There were these times when life was simple. A craftsman would produce his ware to the best of his ability and physical fitness. Sometimes he would involve members of his family including small kids. Sometimes more fortunate ones would hire a prentice or two. To produce quicker, cheaper, and better was unheard of.
Then came the Industrial Revolution, which transformed economies and brought along large-scale industries and mechanized manufacturing. And ever since theoretics and practitioners, economists, engineers, and planners have been thinking how to improve production and increase productivity. We all know about Adam Smith with his early idea that larger production returns can be achieved through the division of labor. Or heard of Ford Motor Company and their revolutionary assembly line system, which allowed to reduce costs of making cars to the level that Ford workers could afford it, an unbelievable achievement for the beginning of the 20th century. And the manufacturing world has never stopped, production methods keep on evolving and we all reap benefits thereof.
Do you disagree? But take a simple example: you have always wanted a new camera, but it was produced for professional photographers in very small quantities and has always been too expensive, so you gave up. Then a new player came to market and found a way to produce it slightly cheaper, now more people can afford it and the demand grows; this manufacturer increases production and the price drops 3 fold. Finally, you got your camera. How did it happen?
The reason is economies of scale when the average cost of producing something falls as the production volume grows.

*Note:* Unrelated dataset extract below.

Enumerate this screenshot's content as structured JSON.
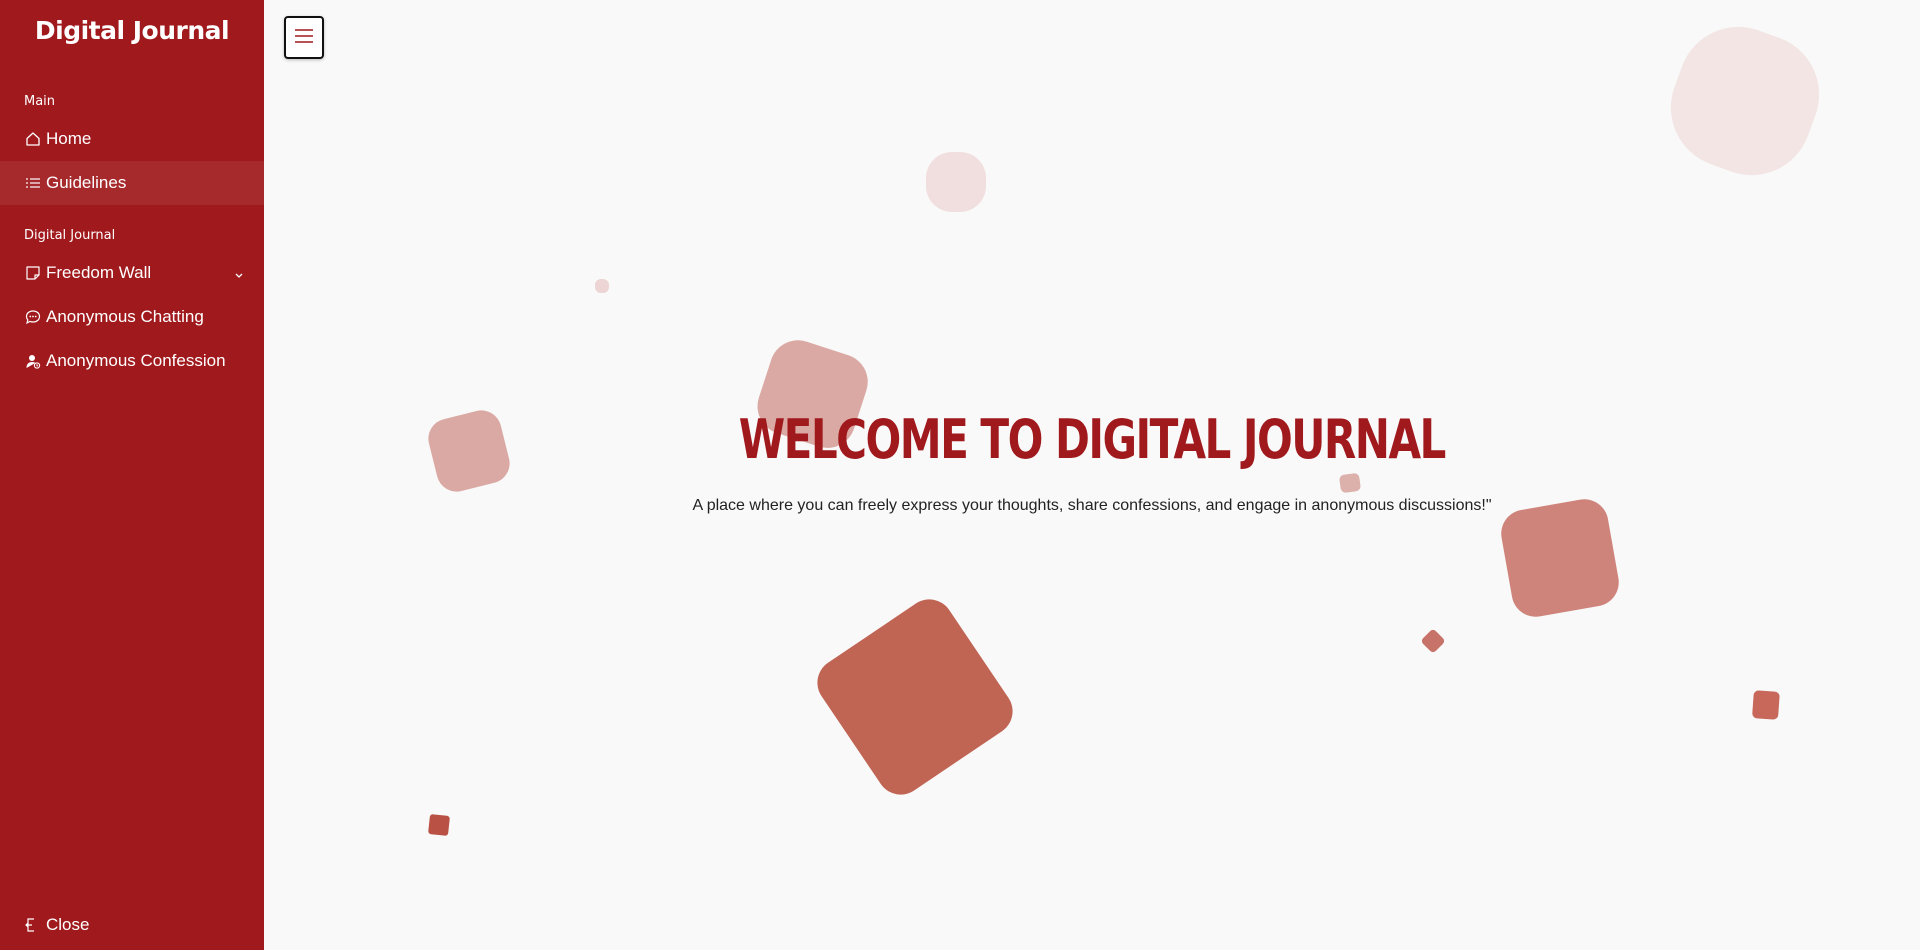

To illustrate it better let’s take another simple example from the world of production: it costs a manufacturer 135 Euro to produce one gas spring and 40,5 Euro (70% less) to produce the same gas spring in a batch of 50. The reason is that a big chunk of costs involved in producing springs (like set-up costs) is unrelated to the number of springs produced and is being distributed either over 1 piece making it expensive or 50 pieces which drives the price down.
If you train your eye a bit, you will start seeing the impact of economies of scale in different fields of life, both as a private consumer and as a business.

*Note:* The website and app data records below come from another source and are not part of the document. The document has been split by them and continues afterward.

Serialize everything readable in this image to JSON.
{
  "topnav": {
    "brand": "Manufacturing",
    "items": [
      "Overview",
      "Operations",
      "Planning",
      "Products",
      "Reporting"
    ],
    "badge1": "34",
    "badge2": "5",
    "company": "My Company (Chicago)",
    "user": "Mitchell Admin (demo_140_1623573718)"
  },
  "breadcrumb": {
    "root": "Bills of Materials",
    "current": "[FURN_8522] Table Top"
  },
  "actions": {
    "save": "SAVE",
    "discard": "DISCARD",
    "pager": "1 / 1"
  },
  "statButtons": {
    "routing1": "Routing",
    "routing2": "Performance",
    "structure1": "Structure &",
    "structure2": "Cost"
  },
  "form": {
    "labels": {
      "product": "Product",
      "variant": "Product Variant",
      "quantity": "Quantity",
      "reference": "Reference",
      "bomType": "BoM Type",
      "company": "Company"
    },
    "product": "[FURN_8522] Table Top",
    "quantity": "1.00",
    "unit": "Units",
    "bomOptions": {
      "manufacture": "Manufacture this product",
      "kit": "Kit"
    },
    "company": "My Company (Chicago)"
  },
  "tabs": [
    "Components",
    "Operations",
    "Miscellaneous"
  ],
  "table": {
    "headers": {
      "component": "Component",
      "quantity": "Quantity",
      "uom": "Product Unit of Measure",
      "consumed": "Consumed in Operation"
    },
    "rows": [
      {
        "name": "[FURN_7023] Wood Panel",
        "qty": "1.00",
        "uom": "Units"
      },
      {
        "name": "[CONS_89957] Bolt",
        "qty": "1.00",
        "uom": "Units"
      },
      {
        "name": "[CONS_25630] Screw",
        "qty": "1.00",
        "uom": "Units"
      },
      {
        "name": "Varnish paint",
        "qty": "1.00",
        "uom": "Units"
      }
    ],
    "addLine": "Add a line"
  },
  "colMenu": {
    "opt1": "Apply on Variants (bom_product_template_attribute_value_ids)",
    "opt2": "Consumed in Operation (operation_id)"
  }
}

The question is now, how to use this wonderful development to your advantage? Obviously, if you need one spring you don’t want to lock your money buying 50 and not knowing when you could use them up. Big players on the market can do this, but your production and cash control do not allow you to do it. And that’s where EoS4U can help. You might need only one, some other business might need 49, and if both of you use EoS4U platform you avoid the hassle of finding each other, aligning your needs, and sharing your confidential information. EoS4U will accumulate the demand from different businesses and hand you the needed part at a cheap price on a silver platter.

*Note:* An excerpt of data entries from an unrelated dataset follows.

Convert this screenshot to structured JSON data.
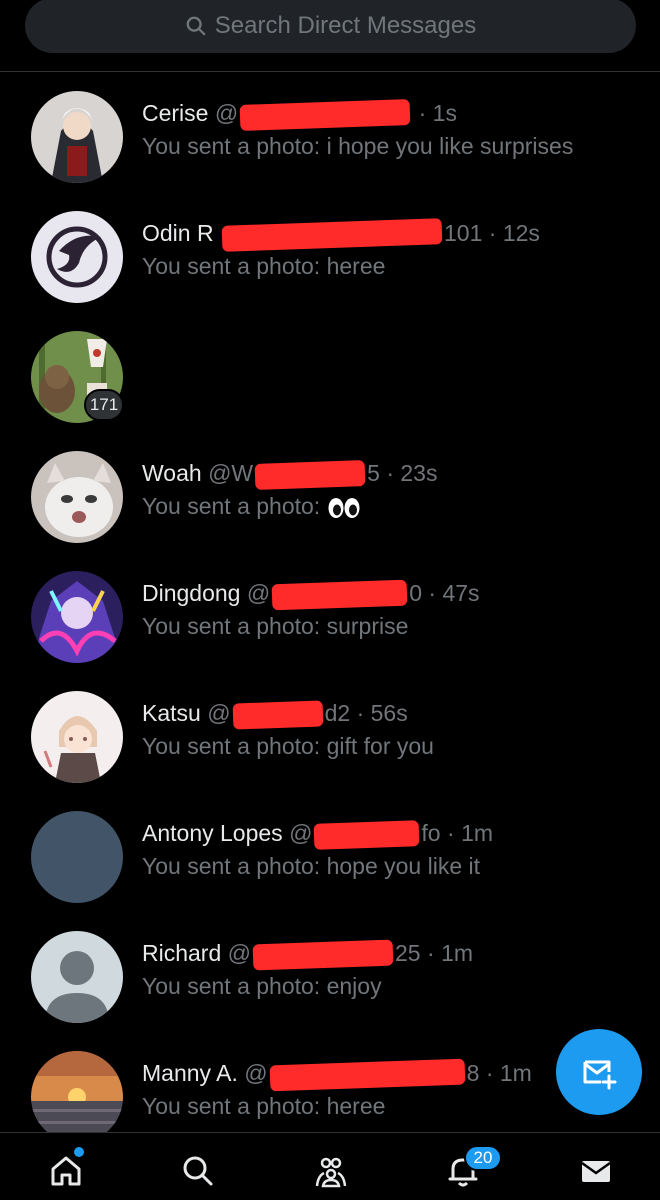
{
  "search": {
    "placeholder": "Search Direct Messages"
  },
  "conversations": [
    {
      "name": "Cerise",
      "handle_prefix": "@",
      "handle_suffix": "",
      "time": "1s",
      "preview": "You sent a photo: i hope you like surprises"
    },
    {
      "name": "Odin R",
      "handle_prefix": "",
      "handle_suffix": "101",
      "time": "12s",
      "preview": "You sent a photo: heree"
    },
    {
      "name": "",
      "handle_prefix": "",
      "handle_suffix": "",
      "time": "",
      "preview": "",
      "count_badge": "171"
    },
    {
      "name": "Woah",
      "handle_prefix": "@W",
      "handle_suffix": "5",
      "time": "23s",
      "preview": "You sent a photo:",
      "preview_emoji": "eyes"
    },
    {
      "name": "Dingdong",
      "handle_prefix": "@",
      "handle_suffix": "0",
      "time": "47s",
      "preview": "You sent a photo: surprise"
    },
    {
      "name": "Katsu",
      "handle_prefix": "@",
      "handle_suffix": "d2",
      "time": "56s",
      "preview": "You sent a photo: gift for you"
    },
    {
      "name": "Antony Lopes",
      "handle_prefix": "@",
      "handle_suffix": "fo",
      "time": "1m",
      "preview": "You sent a photo: hope you like it"
    },
    {
      "name": "Richard",
      "handle_prefix": "@",
      "handle_suffix": "25",
      "time": "1m",
      "preview": "You sent a photo: enjoy"
    },
    {
      "name": "Manny A.",
      "handle_prefix": "@",
      "handle_suffix": "8",
      "time": "1m",
      "preview": "You sent a photo: heree"
    }
  ],
  "separator": "·",
  "nav": {
    "notifications_badge": "20"
  },
  "colors": {
    "accent": "#1d9bf0",
    "background": "#000000",
    "muted": "#71767b",
    "redaction": "#ff2a2a"
  }
}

We strongly encourage you not to be lazy and start benefiting from the economies of scale available on the market. With our help, you can do it even as a small business.